Element data from apps and pages:
-------------------------

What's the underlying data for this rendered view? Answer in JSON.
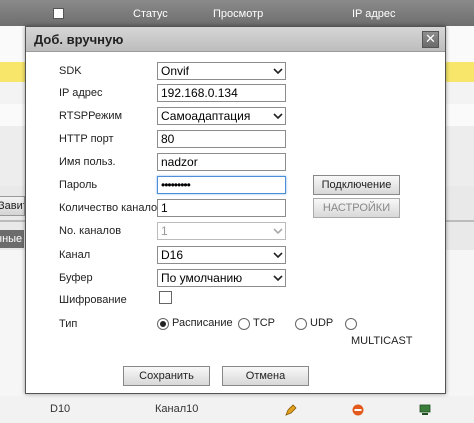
{
  "background": {
    "header": {
      "status": "Статус",
      "preview": "Просмотр",
      "ip": "IP адрес"
    },
    "left_button": "Завить",
    "left_label": "нные",
    "bottom_row": {
      "device": "D10",
      "channel": "Канал10"
    }
  },
  "dialog": {
    "title": "Доб. вручную",
    "close_glyph": "✕",
    "fields": {
      "sdk": {
        "label": "SDK",
        "value": "Onvif"
      },
      "ip": {
        "label": "IP адрес",
        "value": "192.168.0.134"
      },
      "rtsp": {
        "label": "RTSPРежим",
        "value": "Самоадаптация"
      },
      "http_port": {
        "label": "HTTP порт",
        "value": "80"
      },
      "username": {
        "label": "Имя польз.",
        "value": "nadzor"
      },
      "password": {
        "label": "Пароль",
        "value": "•••••••••"
      },
      "channel_count": {
        "label": "Количество каналов",
        "value": "1"
      },
      "no_channels": {
        "label": "No. каналов",
        "value": "1"
      },
      "channel": {
        "label": "Канал",
        "value": "D16"
      },
      "buffer": {
        "label": "Буфер",
        "value": "По умолчанию"
      },
      "encryption": {
        "label": "Шифрование",
        "checked": false
      },
      "type": {
        "label": "Тип",
        "options": [
          "Расписание",
          "TCP",
          "UDP",
          "MULTICAST"
        ],
        "selected": "Расписание"
      }
    },
    "buttons": {
      "connect": "Подключение",
      "settings": "НАСТРОЙКИ",
      "save": "Сохранить",
      "cancel": "Отмена"
    }
  },
  "colors": {
    "header_bg": "#6e6e6e",
    "highlight_row": "#f7e66a",
    "focus_border": "#4b8fd9"
  }
}
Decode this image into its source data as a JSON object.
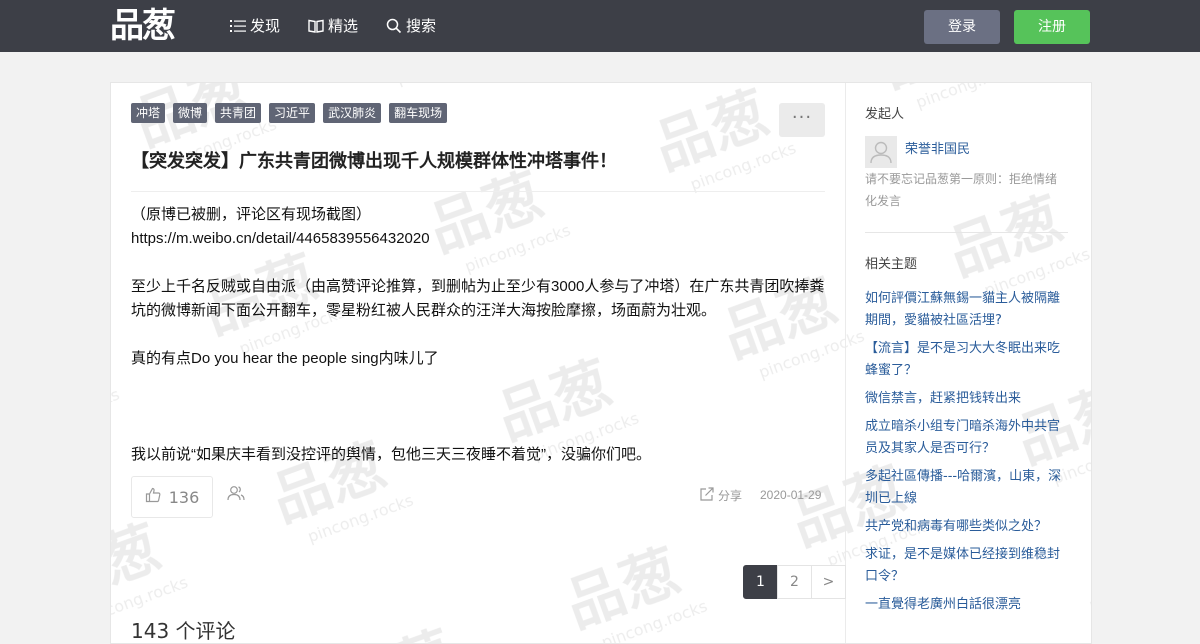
{
  "header": {
    "logo_text": "品葱",
    "nav": [
      {
        "label": "发现",
        "icon": "list-icon"
      },
      {
        "label": "精选",
        "icon": "book-icon"
      },
      {
        "label": "搜索",
        "icon": "search-icon"
      }
    ],
    "login_label": "登录",
    "register_label": "注册"
  },
  "post": {
    "tags": [
      "冲塔",
      "微博",
      "共青团",
      "习近平",
      "武汉肺炎",
      "翻车现场"
    ],
    "more_label": "···",
    "title": "【突发突发】广东共青团微博出现千人规模群体性冲塔事件！",
    "paragraphs": [
      "（原博已被删，评论区有现场截图）",
      "https://m.weibo.cn/detail/4465839556432020",
      "",
      "至少上千名反贼或自由派（由高赞评论推算，到删帖为止至少有3000人参与了冲塔）在广东共青团吹捧粪坑的微博新闻下面公开翻车，零星粉红被人民群众的汪洋大海按脸摩擦，场面蔚为壮观。",
      "",
      "真的有点Do you hear the people sing内味儿了",
      "",
      "",
      "",
      "我以前说“如果庆丰看到没控评的舆情，包他三天三夜睡不着觉”，没骗你们吧。"
    ],
    "likes": "136",
    "share_label": "分享",
    "date": "2020-01-29"
  },
  "pagination": {
    "pages": [
      "1",
      "2"
    ],
    "next": ">"
  },
  "comments": {
    "count_label": "143 个评论"
  },
  "sidebar": {
    "author_heading": "发起人",
    "author_name": "荣誉非国民",
    "author_note": "请不要忘记品葱第一原则：拒绝情绪化发言",
    "related_heading": "相关主题",
    "related": [
      "如何評價江蘇無錫一貓主人被隔離期間，愛貓被社區活埋?",
      "【流言】是不是习大大冬眠出来吃蜂蜜了？",
      "微信禁言，赶紧把钱转出来",
      "成立暗杀小组专门暗杀海外中共官员及其家人是否可行？",
      "多起社區傳播---哈爾濱，山東，深圳已上線",
      "共产党和病毒有哪些类似之处？",
      "求证，是不是媒体已经接到维稳封口令？",
      "一直覺得老廣州白話很漂亮"
    ]
  },
  "watermark": {
    "text": "品葱",
    "sub": "pincong.rocks"
  },
  "colors": {
    "topbar": "#3d3f47",
    "login": "#6b7083",
    "register": "#56c35a",
    "link": "#2a5c9a",
    "tag": "#606575"
  }
}
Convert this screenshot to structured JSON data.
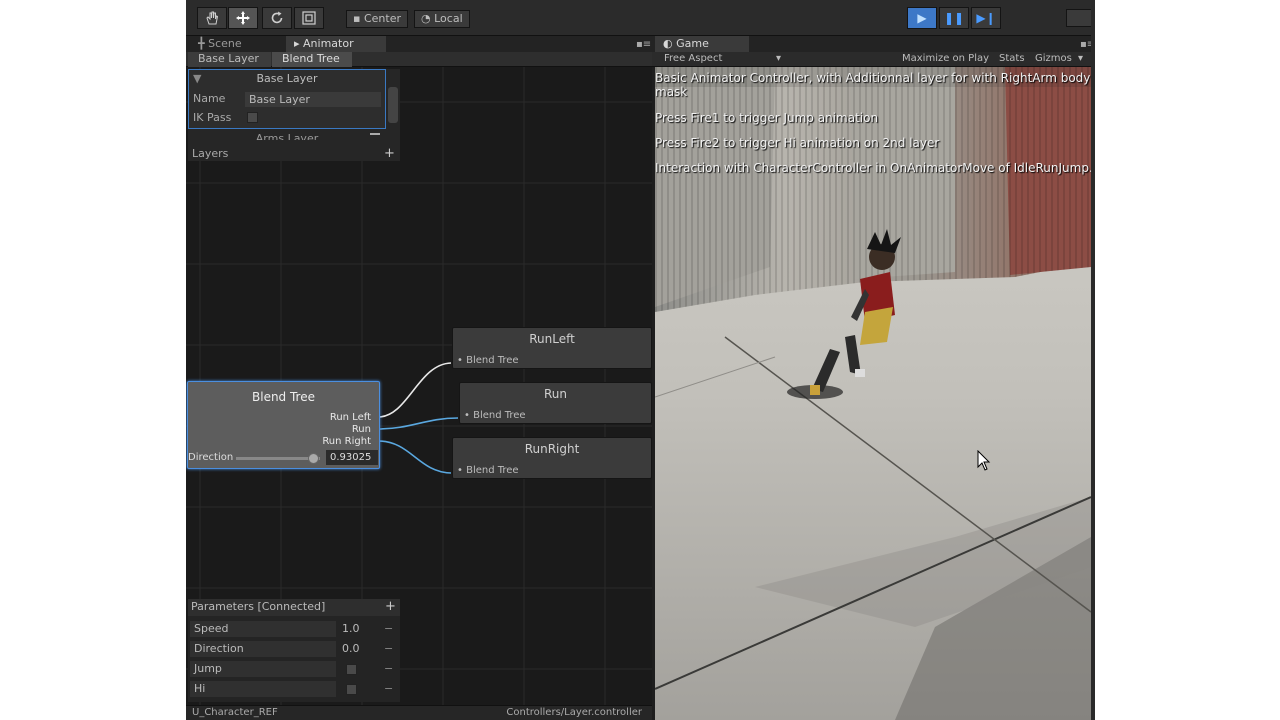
{
  "toolbar": {
    "tools": [
      "hand-icon",
      "move-icon",
      "rotate-icon",
      "scale-icon"
    ],
    "pivot_mode": "Center",
    "pivot_rotation": "Local",
    "pivot_mode_icon": "▪",
    "pivot_rotation_icon": "◔"
  },
  "tabs": {
    "scene": "Scene",
    "animator": "Animator",
    "game": "Game",
    "scene_icon": "╋",
    "animator_icon": "▸",
    "game_icon": "◐"
  },
  "animator": {
    "breadcrumb": [
      "Base Layer",
      "Blend Tree"
    ],
    "layers": {
      "base_layer_title": "Base Layer",
      "name_label": "Name",
      "name_value": "Base Layer",
      "ik_pass_label": "IK Pass",
      "arms_layer_title": "Arms Layer",
      "layers_label": "Layers"
    },
    "blend_node": {
      "title": "Blend Tree",
      "outputs": [
        "Run Left",
        "Run",
        "Run Right"
      ],
      "param_label": "Direction",
      "param_value": "0.93025",
      "param_fraction": 0.93
    },
    "motion_nodes": [
      {
        "title": "RunLeft",
        "port": "Blend Tree"
      },
      {
        "title": "Run",
        "port": "Blend Tree"
      },
      {
        "title": "RunRight",
        "port": "Blend Tree"
      }
    ],
    "parameters": {
      "header": "Parameters [Connected]",
      "items": [
        {
          "name": "Speed",
          "value": "1.0"
        },
        {
          "name": "Direction",
          "value": "0.0"
        },
        {
          "name": "Jump",
          "value": ""
        },
        {
          "name": "Hi",
          "value": ""
        }
      ]
    },
    "status_left": "U_Character_REF",
    "status_right": "Controllers/Layer.controller"
  },
  "game": {
    "aspect": "Free Aspect",
    "maximize": "Maximize on Play",
    "stats": "Stats",
    "gizmos": "Gizmos",
    "messages": [
      "Basic Animator Controller, with Additionnal layer for with RightArm body",
      "mask",
      "Press Fire1 to trigger Jump animation",
      "Press Fire2 to trigger Hi animation on 2nd layer",
      "Interaction with CharacterController in OnAnimatorMove of IdleRunJump.cs"
    ]
  },
  "colors": {
    "accent": "#3d78c7",
    "selection": "#4b8fe0",
    "panel": "#1a1a1a"
  }
}
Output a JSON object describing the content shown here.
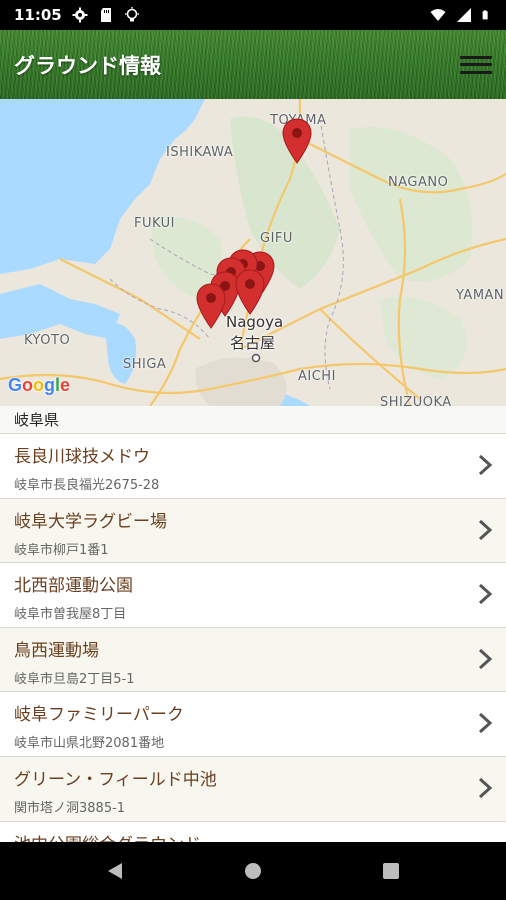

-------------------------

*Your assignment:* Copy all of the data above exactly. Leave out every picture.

*Answer to this task:*
What's the underlying data for this rendered view? Answer in JSON.
{
  "background": {
    "header": {
      "status": "Статус",
      "preview": "Просмотр",
      "ip": "IP адрес"
    },
    "left_button": "Завить",
    "left_label": "нные",
    "bottom_row": {
      "device": "D10",
      "channel": "Канал10"
    }
  },
  "dialog": {
    "title": "Доб. вручную",
    "close_glyph": "✕",
    "fields": {
      "sdk": {
        "label": "SDK",
        "value": "Onvif"
      },
      "ip": {
        "label": "IP адрес",
        "value": "192.168.0.134"
      },
      "rtsp": {
        "label": "RTSPРежим",
        "value": "Самоадаптация"
      },
      "http_port": {
        "label": "HTTP порт",
        "value": "80"
      },
      "username": {
        "label": "Имя польз.",
        "value": "nadzor"
      },
      "password": {
        "label": "Пароль",
        "value": "•••••••••"
      },
      "channel_count": {
        "label": "Количество каналов",
        "value": "1"
      },
      "no_channels": {
        "label": "No. каналов",
        "value": "1"
      },
      "channel": {
        "label": "Канал",
        "value": "D16"
      },
      "buffer": {
        "label": "Буфер",
        "value": "По умолчанию"
      },
      "encryption": {
        "label": "Шифрование",
        "checked": false
      },
      "type": {
        "label": "Тип",
        "options": [
          "Расписание",
          "TCP",
          "UDP",
          "MULTICAST"
        ],
        "selected": "Расписание"
      }
    },
    "buttons": {
      "connect": "Подключение",
      "settings": "НАСТРОЙКИ",
      "save": "Сохранить",
      "cancel": "Отмена"
    }
  },
  "colors": {
    "header_bg": "#6e6e6e",
    "highlight_row": "#f7e66a",
    "focus_border": "#4b8fd9"
  }
}
Decode this image into its source data as a JSON object.
{
  "header": {
    "logo_text": "品葱",
    "nav": [
      {
        "label": "发现",
        "icon": "list-icon"
      },
      {
        "label": "精选",
        "icon": "book-icon"
      },
      {
        "label": "搜索",
        "icon": "search-icon"
      }
    ],
    "login_label": "登录",
    "register_label": "注册"
  },
  "post": {
    "tags": [
      "冲塔",
      "微博",
      "共青团",
      "习近平",
      "武汉肺炎",
      "翻车现场"
    ],
    "more_label": "···",
    "title": "【突发突发】广东共青团微博出现千人规模群体性冲塔事件！",
    "paragraphs": [
      "（原博已被删，评论区有现场截图）",
      "https://m.weibo.cn/detail/4465839556432020",
      "",
      "至少上千名反贼或自由派（由高赞评论推算，到删帖为止至少有3000人参与了冲塔）在广东共青团吹捧粪坑的微博新闻下面公开翻车，零星粉红被人民群众的汪洋大海按脸摩擦，场面蔚为壮观。",
      "",
      "真的有点Do you hear the people sing内味儿了",
      "",
      "",
      "",
      "我以前说“如果庆丰看到没控评的舆情，包他三天三夜睡不着觉”，没骗你们吧。"
    ],
    "likes": "136",
    "share_label": "分享",
    "date": "2020-01-29"
  },
  "pagination": {
    "pages": [
      "1",
      "2"
    ],
    "next": ">"
  },
  "comments": {
    "count_label": "143 个评论"
  },
  "sidebar": {
    "author_heading": "发起人",
    "author_name": "荣誉非国民",
    "author_note": "请不要忘记品葱第一原则：拒绝情绪化发言",
    "related_heading": "相关主题",
    "related": [
      "如何評價江蘇無錫一貓主人被隔離期間，愛貓被社區活埋?",
      "【流言】是不是习大大冬眠出来吃蜂蜜了？",
      "微信禁言，赶紧把钱转出来",
      "成立暗杀小组专门暗杀海外中共官员及其家人是否可行？",
      "多起社區傳播---哈爾濱，山東，深圳已上線",
      "共产党和病毒有哪些类似之处？",
      "求证，是不是媒体已经接到维稳封口令？",
      "一直覺得老廣州白話很漂亮"
    ]
  },
  "watermark": {
    "text": "品葱",
    "sub": "pincong.rocks"
  },
  "colors": {
    "topbar": "#3d3f47",
    "login": "#6b7083",
    "register": "#56c35a",
    "link": "#2a5c9a",
    "tag": "#606575"
  }
}
Convert this screenshot to structured JSON data.
{
  "toolbar": {
    "tools": [
      "hand-icon",
      "move-icon",
      "rotate-icon",
      "scale-icon"
    ],
    "pivot_mode": "Center",
    "pivot_rotation": "Local",
    "pivot_mode_icon": "▪",
    "pivot_rotation_icon": "◔"
  },
  "tabs": {
    "scene": "Scene",
    "animator": "Animator",
    "game": "Game",
    "scene_icon": "╋",
    "animator_icon": "▸",
    "game_icon": "◐"
  },
  "animator": {
    "breadcrumb": [
      "Base Layer",
      "Blend Tree"
    ],
    "layers": {
      "base_layer_title": "Base Layer",
      "name_label": "Name",
      "name_value": "Base Layer",
      "ik_pass_label": "IK Pass",
      "arms_layer_title": "Arms Layer",
      "layers_label": "Layers"
    },
    "blend_node": {
      "title": "Blend Tree",
      "outputs": [
        "Run Left",
        "Run",
        "Run Right"
      ],
      "param_label": "Direction",
      "param_value": "0.93025",
      "param_fraction": 0.93
    },
    "motion_nodes": [
      {
        "title": "RunLeft",
        "port": "Blend Tree"
      },
      {
        "title": "Run",
        "port": "Blend Tree"
      },
      {
        "title": "RunRight",
        "port": "Blend Tree"
      }
    ],
    "parameters": {
      "header": "Parameters [Connected]",
      "items": [
        {
          "name": "Speed",
          "value": "1.0"
        },
        {
          "name": "Direction",
          "value": "0.0"
        },
        {
          "name": "Jump",
          "value": ""
        },
        {
          "name": "Hi",
          "value": ""
        }
      ]
    },
    "status_left": "U_Character_REF",
    "status_right": "Controllers/Layer.controller"
  },
  "game": {
    "aspect": "Free Aspect",
    "maximize": "Maximize on Play",
    "stats": "Stats",
    "gizmos": "Gizmos",
    "messages": [
      "Basic Animator Controller, with Additionnal layer for with RightArm body",
      "mask",
      "Press Fire1 to trigger Jump animation",
      "Press Fire2 to trigger Hi animation on 2nd layer",
      "Interaction with CharacterController in OnAnimatorMove of IdleRunJump.cs"
    ]
  },
  "colors": {
    "accent": "#3d78c7",
    "selection": "#4b8fe0",
    "panel": "#1a1a1a"
  }
}
Output a JSON object describing the content shown here.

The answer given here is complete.